Users of cloud services are presented with a bewildering choice of VM types and the choice of VM can have significant implications on performance and cost. In this paper we address the fundamental problem of accurately and economically choosing the best VM for a given workload and user goals. To address the problem of optimal VM selection, we present PARIS, a data-driven system that uses a novel hybrid offline and online data collection and modeling framework to provide accurate performance estimates with minimal data collection. PARIS is able to predict workload performance for different user-specified metrics, and resulting costs for a wide range of VM types and workloads across multiple cloud providers. When compared to a sophisticated baseline linear interpolation model using measured workload performance on two VM types, PARIS produces significantly better estimates of performance. For instance, it reduces runtime prediction error by a factor of 4 for some workloads on both AWS and Azure. The increased accuracy translates into a 45% reduction in user cost while maintaining performance.
By operating at different planes of abstraction, public cloud services and private cloud infrastructure make it virtually impossible to have a coherent, seamless hybrid cloud design. As organizations mature in their understanding and use of public services like AWS and move beyond simply treating them as rentable virtual server farms, they will internalize the public-private dichotomy and see that their hybrid cloud strategy has flaws.
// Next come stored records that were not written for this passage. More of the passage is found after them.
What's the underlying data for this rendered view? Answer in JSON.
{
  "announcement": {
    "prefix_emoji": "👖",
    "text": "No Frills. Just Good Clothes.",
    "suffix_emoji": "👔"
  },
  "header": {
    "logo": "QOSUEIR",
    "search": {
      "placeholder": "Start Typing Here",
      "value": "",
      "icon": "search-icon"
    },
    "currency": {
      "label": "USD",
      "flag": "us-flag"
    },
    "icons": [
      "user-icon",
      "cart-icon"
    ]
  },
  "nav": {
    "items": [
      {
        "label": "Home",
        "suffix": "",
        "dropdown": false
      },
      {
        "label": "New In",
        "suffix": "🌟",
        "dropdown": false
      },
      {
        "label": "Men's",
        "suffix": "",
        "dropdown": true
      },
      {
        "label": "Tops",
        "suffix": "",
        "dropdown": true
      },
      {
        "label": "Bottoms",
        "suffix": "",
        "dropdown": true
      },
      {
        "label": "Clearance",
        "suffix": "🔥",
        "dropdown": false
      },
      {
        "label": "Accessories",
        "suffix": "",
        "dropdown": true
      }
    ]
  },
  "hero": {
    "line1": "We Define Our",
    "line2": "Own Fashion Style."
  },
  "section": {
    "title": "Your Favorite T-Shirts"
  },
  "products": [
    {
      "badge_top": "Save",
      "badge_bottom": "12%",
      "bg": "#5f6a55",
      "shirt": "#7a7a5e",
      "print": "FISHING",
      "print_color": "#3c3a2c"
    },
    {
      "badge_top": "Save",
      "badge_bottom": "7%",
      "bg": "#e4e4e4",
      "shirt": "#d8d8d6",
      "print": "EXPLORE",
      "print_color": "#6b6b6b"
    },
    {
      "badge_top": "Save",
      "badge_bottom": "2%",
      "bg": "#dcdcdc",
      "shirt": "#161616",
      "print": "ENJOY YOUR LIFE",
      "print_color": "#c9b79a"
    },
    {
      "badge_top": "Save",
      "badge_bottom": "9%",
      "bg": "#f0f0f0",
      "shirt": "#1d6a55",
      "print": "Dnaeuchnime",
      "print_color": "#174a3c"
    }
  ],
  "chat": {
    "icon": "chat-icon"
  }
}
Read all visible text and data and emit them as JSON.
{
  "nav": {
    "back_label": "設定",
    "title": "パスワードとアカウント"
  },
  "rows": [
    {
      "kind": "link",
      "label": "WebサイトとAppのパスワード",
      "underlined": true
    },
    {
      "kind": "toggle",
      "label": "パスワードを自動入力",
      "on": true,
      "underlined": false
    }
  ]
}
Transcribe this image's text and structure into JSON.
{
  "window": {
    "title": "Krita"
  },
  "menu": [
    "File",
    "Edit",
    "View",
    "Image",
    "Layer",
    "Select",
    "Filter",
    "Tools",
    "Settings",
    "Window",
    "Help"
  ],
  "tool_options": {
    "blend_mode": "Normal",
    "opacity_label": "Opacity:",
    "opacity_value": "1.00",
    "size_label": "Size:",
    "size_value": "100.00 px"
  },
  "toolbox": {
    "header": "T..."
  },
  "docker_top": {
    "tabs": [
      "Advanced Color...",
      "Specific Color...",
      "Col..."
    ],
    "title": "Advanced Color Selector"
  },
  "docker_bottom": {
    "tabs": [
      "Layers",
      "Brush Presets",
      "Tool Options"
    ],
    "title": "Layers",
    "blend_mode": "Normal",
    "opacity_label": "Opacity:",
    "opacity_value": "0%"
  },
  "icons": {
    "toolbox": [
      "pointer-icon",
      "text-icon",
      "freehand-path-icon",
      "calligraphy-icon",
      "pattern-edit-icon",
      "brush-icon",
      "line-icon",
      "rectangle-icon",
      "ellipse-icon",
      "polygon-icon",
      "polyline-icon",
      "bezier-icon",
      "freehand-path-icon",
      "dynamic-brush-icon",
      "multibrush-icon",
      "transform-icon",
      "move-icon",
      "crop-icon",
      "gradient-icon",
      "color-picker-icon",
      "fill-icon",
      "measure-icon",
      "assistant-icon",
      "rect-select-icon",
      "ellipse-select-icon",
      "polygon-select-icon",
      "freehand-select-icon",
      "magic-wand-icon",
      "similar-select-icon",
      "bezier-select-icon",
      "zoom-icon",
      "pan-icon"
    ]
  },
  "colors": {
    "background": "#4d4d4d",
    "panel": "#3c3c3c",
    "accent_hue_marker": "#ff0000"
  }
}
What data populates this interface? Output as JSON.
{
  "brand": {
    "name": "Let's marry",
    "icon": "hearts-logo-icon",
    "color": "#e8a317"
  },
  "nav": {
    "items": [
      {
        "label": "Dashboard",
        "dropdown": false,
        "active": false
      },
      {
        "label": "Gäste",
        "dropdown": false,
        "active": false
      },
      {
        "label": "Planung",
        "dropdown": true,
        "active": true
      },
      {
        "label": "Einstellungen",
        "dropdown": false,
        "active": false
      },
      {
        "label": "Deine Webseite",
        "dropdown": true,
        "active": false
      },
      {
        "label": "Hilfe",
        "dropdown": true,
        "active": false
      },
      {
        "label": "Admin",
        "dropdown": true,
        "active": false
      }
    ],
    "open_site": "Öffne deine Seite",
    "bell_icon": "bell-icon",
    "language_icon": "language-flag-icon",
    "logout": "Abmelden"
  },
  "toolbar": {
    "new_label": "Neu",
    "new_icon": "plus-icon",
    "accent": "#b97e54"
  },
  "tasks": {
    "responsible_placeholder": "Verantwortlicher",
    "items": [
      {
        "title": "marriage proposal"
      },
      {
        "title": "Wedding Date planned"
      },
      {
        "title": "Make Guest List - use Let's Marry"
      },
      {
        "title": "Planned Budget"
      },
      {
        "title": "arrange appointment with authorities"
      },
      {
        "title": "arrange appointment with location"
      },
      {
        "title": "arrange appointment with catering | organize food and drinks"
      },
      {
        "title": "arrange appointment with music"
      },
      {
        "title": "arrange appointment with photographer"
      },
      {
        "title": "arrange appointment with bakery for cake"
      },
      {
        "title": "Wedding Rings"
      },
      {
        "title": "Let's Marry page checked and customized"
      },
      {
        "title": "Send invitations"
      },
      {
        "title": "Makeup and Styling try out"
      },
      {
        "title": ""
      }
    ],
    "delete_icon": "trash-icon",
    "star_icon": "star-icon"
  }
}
Until the industry better addresses the abstraction-layer mismatch, I expect to see more and more organizations rethinking their hybrid cloud plans.
This article expands upon the topic of SLOs to focus on service dependencies. Specifically, we look at how the availability of critical dependencies informs the availability of a service, and how to design in order to mitigate and minimize critical dependencies.
The latest AWS Security Whitepaper, dated June, 2016, shows changes in AWS's adherence to standards associated with compliance. Some older, superseded standards were dropped with replacements. Also, some new standards were added.
Here is a summary, with "-" indicating removal and "+" indicating addition:
Signed up to trial Aliyun, the Chinese IaaS cloud, but found out that they currently aren't provisioned for pay as you go, on demand in the US (or Hong Kong, or Singapore). Monthly contract rates are available, so they have capacity, just odd allocation, considering the competition.
Without actually benchmarking, cost seems comparable to an AWS t2.medium instance with similar specifications: 2 core, 4Gb.
"whenever someone tells you that few companies use or need real-time, they’re likely referring to settings where human decision-makers are in the loop (“human real-time”). That misses the mark because the true impact of these technologies will be in applications with no humans in the loop. As UC Berkeley Professor Joe Hellerstein noted a while back, 'real-time is for robots.'"